Bionanotechnology is the study of biology, in particular biological machines, and the application of biological building blocks to solve engineering challenges and create new areas of technological development. Learning about the structure and function of the inner workings of biological systems such as cells, bacteria and viruses has been used to improve existing applications of nanotechnology and to develop entirely new applications.
Examples of bionanotechnological study include: mechanical properties of materials, such as cell interaction with surfaces, nanopatterns and nanoparticles, electrical and optical effects, such as electrical stimulation, energy storage, absorption, luminescence and fluorescence; and computing via chemical wet computers and DNA computing.
This module provides an introduction to the theory and practice of bionanotechnology, and the challenges of commercialising new technologies. It covers the types of macromolecules which form the building blocks of life, covering cell components such as DNA and proteins, describing how they are synthesised, interact and the role they play in cells. The structure and forms of the different molecules and the process by which they are constructed and how they exchange information will be framed within the context of the operation of machines and the potential engineering uses that the naturally occurring mechanisms can be put to.
ELEC3223 includes a coursework component focussed on the technological applications in the topical area of this module. This will examine the broader areas where bionanotechnology is found and used in industry and what novel areas are currently being researched for future potential commercial development.
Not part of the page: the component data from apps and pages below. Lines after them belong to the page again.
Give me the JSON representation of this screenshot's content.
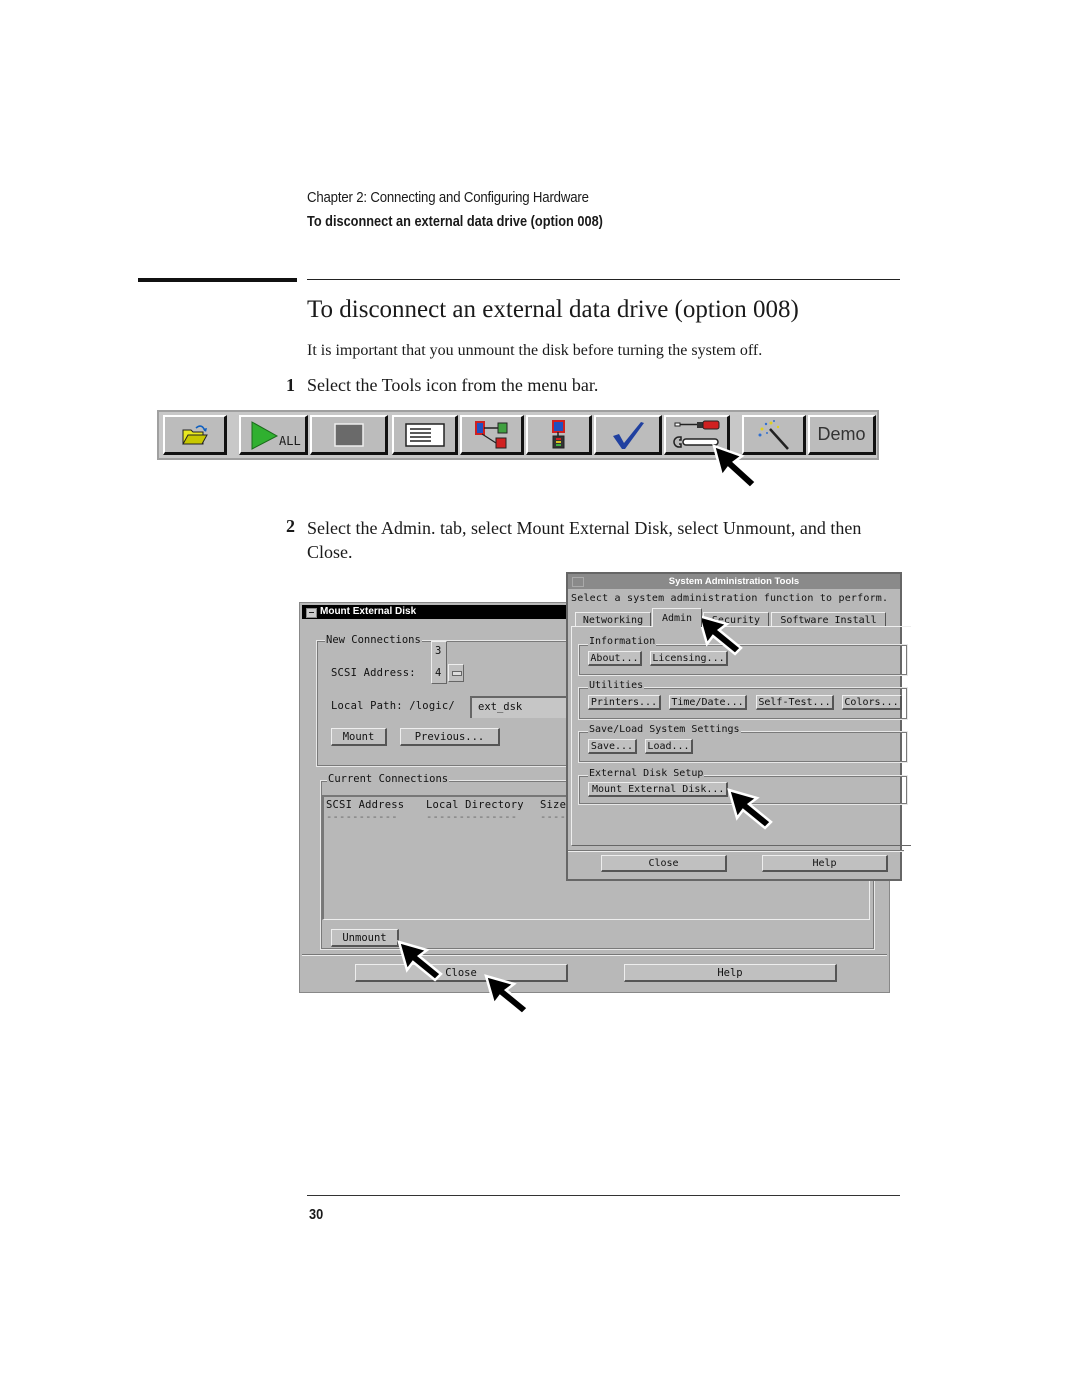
{
  "header": {
    "chapter": "Chapter 2: Connecting and Configuring Hardware",
    "section": "To disconnect an external data drive (option 008)"
  },
  "title": "To disconnect an external data drive (option 008)",
  "intro": "It is important that you unmount the disk before turning the system off.",
  "steps": [
    {
      "number": "1",
      "text": "Select the Tools icon from the menu bar."
    },
    {
      "number": "2",
      "text": "Select the Admin. tab, select Mount External Disk, select Unmount, and then Close."
    }
  ],
  "toolbar": {
    "buttons": [
      {
        "icon": "open-folder-icon"
      },
      {
        "icon": "run-all-icon",
        "label": "ALL"
      },
      {
        "icon": "stop-icon"
      },
      {
        "icon": "listing-icon"
      },
      {
        "icon": "system-config-icon"
      },
      {
        "icon": "module-icon"
      },
      {
        "icon": "checkmark-icon"
      },
      {
        "icon": "tools-icon"
      },
      {
        "icon": "magic-wand-icon"
      },
      {
        "icon": "demo-icon",
        "label": "Demo"
      }
    ]
  },
  "mount_dialog": {
    "title": "Mount External Disk",
    "new_connections_label": "New Connections",
    "scsi_address_label": "SCSI Address:",
    "scsi_address_options": [
      "3",
      "4"
    ],
    "scsi_address_value": "4",
    "local_path_label": "Local Path: /logic/",
    "local_path_value": "ext_dsk",
    "mount_label": "Mount",
    "previous_label": "Previous...",
    "current_connections_label": "Current Connections",
    "columns": [
      "SCSI Address",
      "Local Directory",
      "Size"
    ],
    "dashes": [
      "-----------",
      "--------------",
      "----"
    ],
    "unmount_label": "Unmount",
    "close_label": "Close",
    "help_label": "Help"
  },
  "sysadmin_dialog": {
    "title": "System Administration Tools",
    "prompt": "Select a system administration function to perform.",
    "tabs": [
      "Networking",
      "Admin",
      "Security",
      "Software Install"
    ],
    "active_tab": "Admin",
    "groups": {
      "information": {
        "label": "Information",
        "buttons": [
          "About...",
          "Licensing..."
        ]
      },
      "utilities": {
        "label": "Utilities",
        "buttons": [
          "Printers...",
          "Time/Date...",
          "Self-Test...",
          "Colors..."
        ]
      },
      "saveload": {
        "label": "Save/Load System Settings",
        "buttons": [
          "Save...",
          "Load..."
        ]
      },
      "external": {
        "label": "External Disk Setup",
        "buttons": [
          "Mount External Disk..."
        ]
      }
    },
    "close_label": "Close",
    "help_label": "Help"
  },
  "page_number": "30"
}
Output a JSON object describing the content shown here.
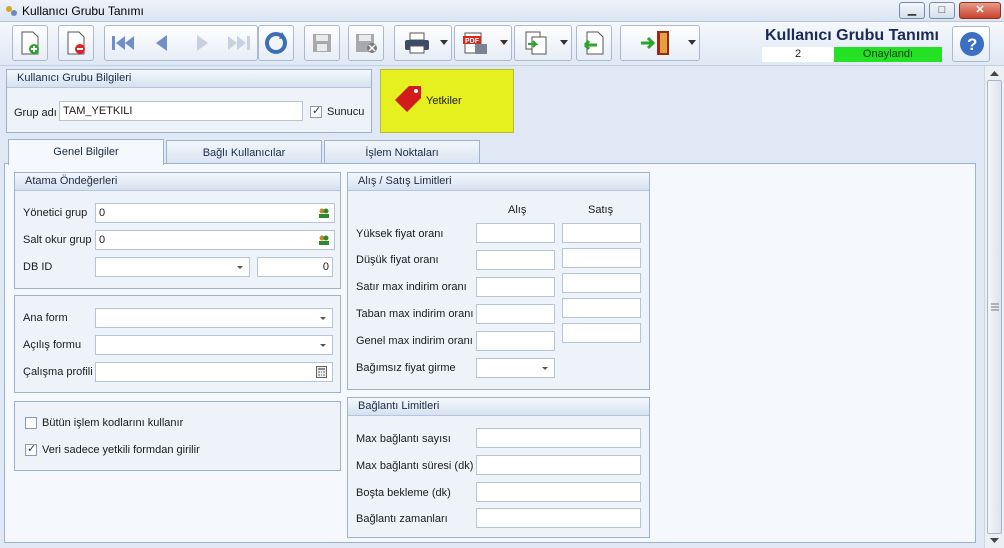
{
  "window": {
    "title": "Kullanıcı Grubu Tanımı",
    "minimize": "▁",
    "maximize": "□",
    "close": "✕"
  },
  "header": {
    "title": "Kullanıcı Grubu Tanımı",
    "number": "2",
    "status": "Onaylandı",
    "status_color": "#25e125"
  },
  "toolbar": {
    "buttons": [
      "new-document-icon",
      "delete-document-icon",
      "first-record-icon",
      "previous-record-icon",
      "next-record-icon",
      "last-record-icon",
      "refresh-icon",
      "save-icon",
      "cancel-save-icon",
      "print-icon",
      "pdf-export-icon",
      "copy-icon",
      "import-icon",
      "exit-door-icon",
      "help-icon"
    ]
  },
  "group_info": {
    "title": "Kullanıcı Grubu Bilgileri",
    "name_label": "Grup adı",
    "name_value": "TAM_YETKILI",
    "server_label": "Sunucu",
    "server_checked": true
  },
  "permissions_button": {
    "label": "Yetkiler",
    "color": "#e6f01f"
  },
  "tabs": [
    {
      "label": "Genel Bilgiler"
    },
    {
      "label": "Bağlı Kullanıcılar"
    },
    {
      "label": "İşlem Noktaları"
    }
  ],
  "defaults": {
    "title": "Atama Öndeğerleri",
    "manager_label": "Yönetici grup",
    "manager_value": "0",
    "readonly_label": "Salt okur grup",
    "readonly_value": "0",
    "db_label": "DB ID",
    "db_value": "",
    "db_number": "0"
  },
  "forms": {
    "main_label": "Ana form",
    "main_value": "",
    "opening_label": "Açılış formu",
    "opening_value": "",
    "profile_label": "Çalışma profili",
    "profile_value": ""
  },
  "options": {
    "all_codes_label": "Bütün işlem kodlarını kullanır",
    "all_codes_checked": false,
    "authorized_only_label": "Veri sadece yetkili formdan girilir",
    "authorized_only_checked": true
  },
  "limits": {
    "title": "Alış / Satış Limitleri",
    "col_buy": "Alış",
    "col_sell": "Satış",
    "rows": [
      "Yüksek fiyat oranı",
      "Düşük fiyat oranı",
      "Satır max indirim oranı",
      "Taban max indirim oranı",
      "Genel max indirim oranı"
    ],
    "independent_label": "Bağımsız fiyat girme",
    "independent_value": ""
  },
  "connection": {
    "title": "Bağlantı Limitleri",
    "rows": [
      "Max bağlantı sayısı",
      "Max bağlantı süresi (dk)",
      "Boşta bekleme (dk)",
      "Bağlantı zamanları"
    ]
  }
}
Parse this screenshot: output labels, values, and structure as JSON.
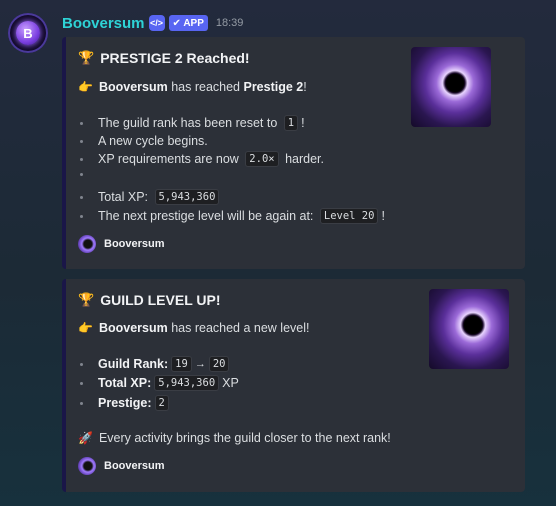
{
  "message": {
    "username": "Booversum",
    "dev_badge": "</>",
    "app_badge": "✔ APP",
    "time": "18:39"
  },
  "embeds": [
    {
      "title_icon": "🏆",
      "title": "PRESTIGE 2 Reached!",
      "intro_icon": "👉",
      "intro_user": "Booversum",
      "intro_mid": " has reached ",
      "intro_bold": "Prestige 2",
      "intro_end": "!",
      "lines": [
        {
          "pre": "The guild rank has been reset to ",
          "code": "1",
          "post": "!"
        },
        {
          "pre": "A new cycle begins.",
          "code": "",
          "post": ""
        },
        {
          "pre": "XP requirements are now ",
          "code": "2.0×",
          "post": " harder."
        },
        {
          "pre": "",
          "code": "",
          "post": ""
        },
        {
          "pre": "Total XP: ",
          "code": "5,943,360",
          "post": ""
        },
        {
          "pre": "The next prestige level will be again at: ",
          "code": "Level 20",
          "post": "!"
        }
      ],
      "footer": "Booversum"
    },
    {
      "title_icon": "🏆",
      "title": "GUILD LEVEL UP!",
      "intro_icon": "👉",
      "intro_user": "Booversum",
      "intro_mid": " has reached a new level!",
      "lines": [
        {
          "label": "Guild Rank:",
          "code1": "19",
          "arrow": "→",
          "code2": "20",
          "post": ""
        },
        {
          "label": "Total XP:",
          "code1": "5,943,360",
          "post": "XP"
        },
        {
          "label": "Prestige:",
          "code1": "2",
          "post": ""
        }
      ],
      "closing_icon": "🚀",
      "closing": "Every activity brings the guild closer to the next rank!",
      "footer": "Booversum"
    }
  ]
}
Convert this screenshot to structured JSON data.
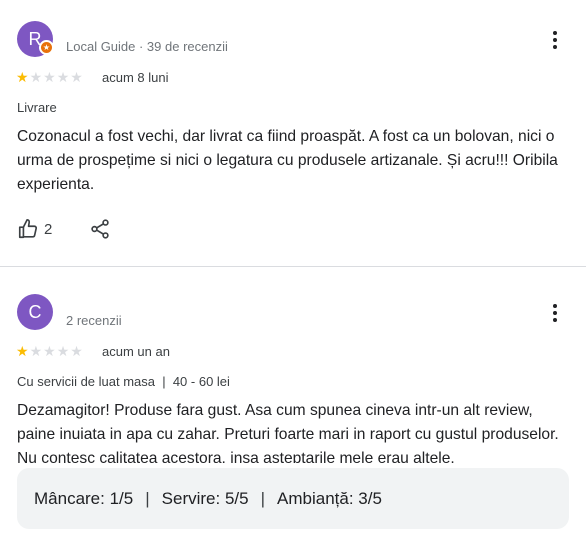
{
  "reviews": [
    {
      "avatar_letter": "R",
      "avatar_color": "#7e57c2",
      "local_guide": true,
      "meta": "Local Guide · 39 de recenzii",
      "rating": 1,
      "date": "acum 8 luni",
      "tag": "Livrare",
      "text": "Cozonacul a fost vechi, dar livrat ca fiind proaspăt. A fost ca un bolovan, nici o urma de prospețime si nici o legatura cu produsele artizanale. Și acru!!! Oribila experienta.",
      "likes": "2"
    },
    {
      "avatar_letter": "C",
      "avatar_color": "#7e57c2",
      "local_guide": false,
      "meta": "2 recenzii",
      "rating": 1,
      "date": "acum un an",
      "tag": "Cu servicii de luat masa  |  40 - 60 lei",
      "text": "Dezamagitor! Produse fara gust. Asa cum spunea cineva intr-un alt review, paine inuiata in apa cu zahar. Preturi foarte mari in raport cu gustul produselor. Nu contesc calitatea acestora, insa asteptarile mele erau altele."
    }
  ],
  "sub_ratings": {
    "food": "Mâncare: 1/5",
    "service": "Servire: 5/5",
    "ambience": "Ambianță: 3/5",
    "separator": "|"
  },
  "colors": {
    "star_on": "#fbbc04",
    "star_off": "#dadce0",
    "badge": "#e8710a"
  },
  "icons": [
    "more-vert-icon",
    "thumb-up-icon",
    "share-icon",
    "local-guide-star-icon",
    "star-icon"
  ]
}
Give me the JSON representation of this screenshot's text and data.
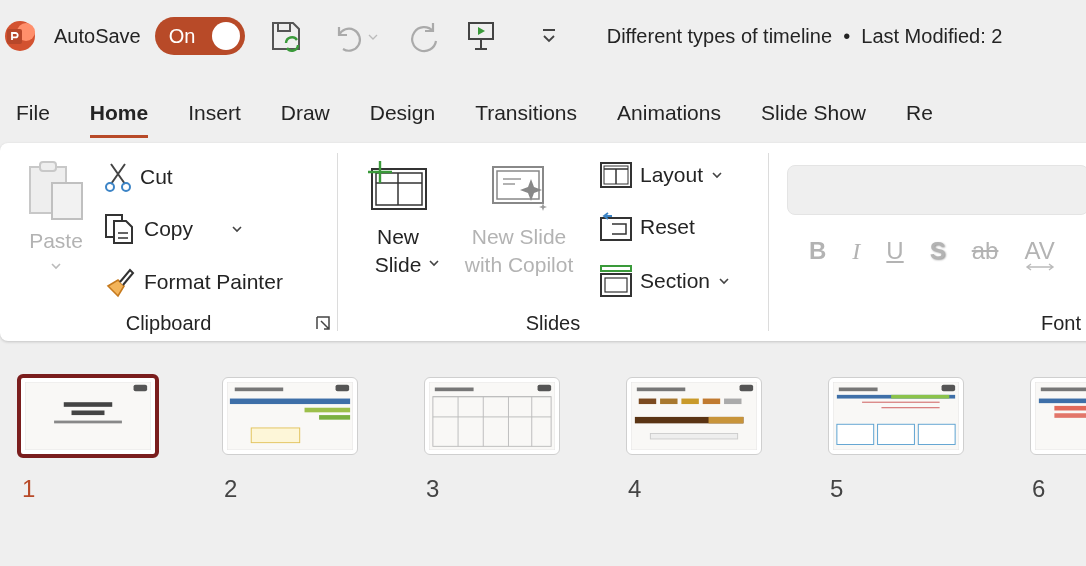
{
  "title_bar": {
    "autosave_label": "AutoSave",
    "autosave": {
      "label": "On",
      "on": true
    },
    "document_title": "Different types of timeline  •  Last Modified: 2"
  },
  "tabs": [
    {
      "label": "File",
      "selected": false
    },
    {
      "label": "Home",
      "selected": true
    },
    {
      "label": "Insert",
      "selected": false
    },
    {
      "label": "Draw",
      "selected": false
    },
    {
      "label": "Design",
      "selected": false
    },
    {
      "label": "Transitions",
      "selected": false
    },
    {
      "label": "Animations",
      "selected": false
    },
    {
      "label": "Slide Show",
      "selected": false
    },
    {
      "label": "Re",
      "selected": false
    }
  ],
  "ribbon": {
    "clipboard": {
      "label": "Clipboard",
      "paste": {
        "label": "Paste",
        "disabled": true
      },
      "cut": "Cut",
      "copy": "Copy",
      "format_painter": "Format Painter"
    },
    "slides": {
      "label": "Slides",
      "new_slide": "New Slide",
      "copilot": {
        "label": "New Slide with Copilot",
        "disabled": true
      },
      "layout": "Layout",
      "reset": "Reset",
      "section": "Section"
    },
    "font": {
      "label": "Font",
      "formats": [
        {
          "label": "B",
          "kind": "bold",
          "disabled": true
        },
        {
          "label": "I",
          "kind": "italic",
          "disabled": true
        },
        {
          "label": "U",
          "kind": "underline",
          "disabled": true
        },
        {
          "label": "S",
          "kind": "shadow",
          "disabled": true
        },
        {
          "label": "ab",
          "kind": "strike",
          "disabled": true
        },
        {
          "label": "AV",
          "kind": "spacing",
          "disabled": true
        }
      ]
    }
  },
  "slides": [
    {
      "number": "1",
      "selected": true,
      "kind": "picture"
    },
    {
      "number": "2",
      "selected": false,
      "kind": "picture"
    },
    {
      "number": "3",
      "selected": false,
      "kind": "picture"
    },
    {
      "number": "4",
      "selected": false,
      "kind": "picture"
    },
    {
      "number": "5",
      "selected": false,
      "kind": "picture"
    },
    {
      "number": "6",
      "selected": false,
      "kind": "picture"
    }
  ]
}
This will cover the unique issues of the bridging the technology gap between applied research and product development in this highly multidisciplinary field.